This post has been heavily edited and rewritten over the last week (not least the title, which I’m still not sure is the best it could be). There is much that has been left out which was on my heart but which I’m not convinced was wise for publication just yet. I hope that what remains is coherent and kind.
A little over a week ago, a friend posted a link on Facebook to the blog of an American pastor entitled 5 Really Bad Reasons To Leave Your Church. The post prompted a lot of interesting responses, some on Facebook, some on the blog itself. I wrote a first draft of a response in the weekend following, but couldn’t quite it right, whether that be in tone, in detail or in length. I found myself going off on all sorts of tangents. The best response was one of the first, where Hannah Mudge (@boudledige) engaged directly with the points raised in the article and looked at the analogy of escaping from an abusive relationship.
I queried the author about whether or not he thought there were any good reasons for leaving. I could not help but think of my own reasons and those given by a friend from the opposite end of the ecclesiastical spectrum from myself, The Artsy Honker. Where I got bogged down in my first draft was trying to recapitulate those, rephrasing my own past reasons in terms of Aaron’s post.
After a week of reflection, I think the lingering idea that has stuck has been that of emotional engagement. It takes a lot of courage to speak up about reasons for either leaving or considering leaving. If we view church as a family, then we can never “truly” leave, but we can move out of home and move in with others. So when I talk about leaving a church it’s never about giving up one’s faith. I am firmly of the idea that there are times and circumstances when it is right for someone to move on. At that point, one has a choice about how to go about it. One could just slip out of the door one Sunday morning and never come back or one can talk through with a pastor/minister/vicar (however you want to phrase it) the reasons why. Whether that means a face to face conversation or a written communication, that is up the individual and whatever is most helpful.
In any such conversation one has to bear in mind the well-being of the other party. I would hate to leave a church in any kind of a bad mood. If there is any critique to be given then this should be done graciously, with the aim of ultimately building up one another, or encouraging them. Likewise, if a church leader disagrees with such reasons, this should not be done in a condemnatory way. I think this was my issue with Aaron’s post, as it came across (bearing in mind, he’s American, so it may it not have translated well across the Atlantic) as unloving, judgmental and indicative of a pastor’s hurt pride.
Nomatter how good our intentions are, one thing we have to bear in mind is that we are fallible and get things wrong. If I try to be sensitive to someone else’s feelings as I move away then I may not get it right; I might say a word out of place or fail to mention something I should have done. The unity of the christian Church (as a whole) is vitally important. Yet we have different local gatherings for a wide variety of different reasons, whether they be because one favours a particular tradition or a hierarchical structure, while another is more liberal about such things.

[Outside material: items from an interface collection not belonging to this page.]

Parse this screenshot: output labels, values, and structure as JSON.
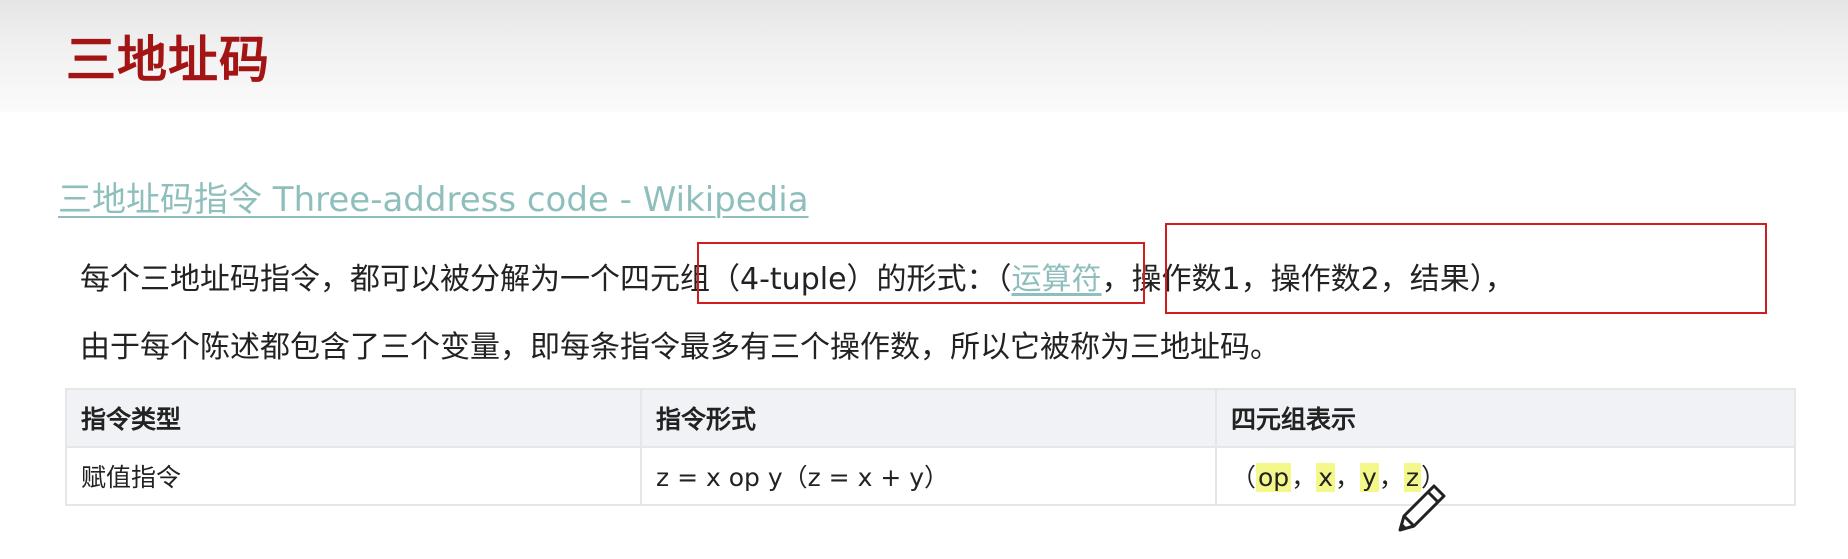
{
  "page": {
    "title": "三地址码",
    "wiki_link": "三地址码指令 Three-address code - Wikipedia"
  },
  "paragraph": {
    "line1_prefix": "每个三地址码指令，都可以被分解为一",
    "line1_boxed_a": "个四元组（4-tuple）的形式：",
    "line1_boxed_b_open": "（",
    "line1_link": "运算符",
    "line1_boxed_b_rest": "，操作数1，操作数2，结果）",
    "line1_suffix": "，",
    "line2": "由于每个陈述都包含了三个变量，即每条指令最多有三个操作数，所以它被称为三地址码。"
  },
  "table": {
    "headers": [
      "指令类型",
      "指令形式",
      "四元组表示"
    ],
    "rows": [
      {
        "type": "赋值指令",
        "form": "z = x op y（z = x + y）",
        "tuple": {
          "open": "（",
          "op": "op",
          "sep1": "，",
          "x": "x",
          "sep2": "，",
          "y": "y",
          "sep3": "，",
          "z": "z",
          "close": "）"
        }
      }
    ]
  },
  "colors": {
    "title": "#a31515",
    "link": "#8fbfbc",
    "box_border": "#d01d1d",
    "highlight": "#f4f78a"
  },
  "icons": {
    "cursor": "pencil-cursor-icon"
  }
}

Since moving to London last summer, the church I have settled at doesn’t meet on the 4th Sunday morning of the month, for reasons to do with the building we hire. What that allows me is the opportunity to be more ecumenical and visit another church in the local area, sharing fellowing one month with the united reformed church, another month with the methodists and just yesterday I went to an anglican church. I would love it if people from other churches dropped into us once in a while so we express a common identity in Christ, rather than living in parallel worlds which inhabit the same neighbourhoods, as can often happen.